=== Section Start ===

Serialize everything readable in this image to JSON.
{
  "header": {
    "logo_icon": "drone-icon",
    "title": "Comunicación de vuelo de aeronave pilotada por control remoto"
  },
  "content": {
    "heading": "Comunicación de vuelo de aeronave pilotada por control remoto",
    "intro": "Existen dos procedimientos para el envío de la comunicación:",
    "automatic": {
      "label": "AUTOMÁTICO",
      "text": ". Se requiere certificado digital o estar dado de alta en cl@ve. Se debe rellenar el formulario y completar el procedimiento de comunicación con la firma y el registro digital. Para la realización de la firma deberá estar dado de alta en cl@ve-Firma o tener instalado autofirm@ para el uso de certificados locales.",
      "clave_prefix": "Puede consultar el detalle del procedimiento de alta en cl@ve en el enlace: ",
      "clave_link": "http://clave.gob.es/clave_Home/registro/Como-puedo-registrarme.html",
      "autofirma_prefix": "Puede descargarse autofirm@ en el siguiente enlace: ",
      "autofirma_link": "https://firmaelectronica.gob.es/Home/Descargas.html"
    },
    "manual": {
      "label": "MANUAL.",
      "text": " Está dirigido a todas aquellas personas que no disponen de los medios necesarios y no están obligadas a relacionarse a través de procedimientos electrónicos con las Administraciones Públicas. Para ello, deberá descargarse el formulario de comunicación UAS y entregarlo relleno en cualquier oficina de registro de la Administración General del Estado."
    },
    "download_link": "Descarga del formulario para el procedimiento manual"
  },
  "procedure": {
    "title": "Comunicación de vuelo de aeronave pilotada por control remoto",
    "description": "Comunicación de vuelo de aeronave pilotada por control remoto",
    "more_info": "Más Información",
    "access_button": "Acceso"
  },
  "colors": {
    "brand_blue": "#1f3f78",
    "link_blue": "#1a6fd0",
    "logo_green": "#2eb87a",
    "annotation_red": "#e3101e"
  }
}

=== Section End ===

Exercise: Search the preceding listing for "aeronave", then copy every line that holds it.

Written answer:
    "title": "Comunicación de vuelo de aeronave pilotada por control remoto"
    "heading": "Comunicación de vuelo de aeronave pilotada por control remoto",
    "title": "Comunicación de vuelo de aeronave pilotada por control remoto",
    "description": "Comunicación de vuelo de aeronave pilotada por control remoto",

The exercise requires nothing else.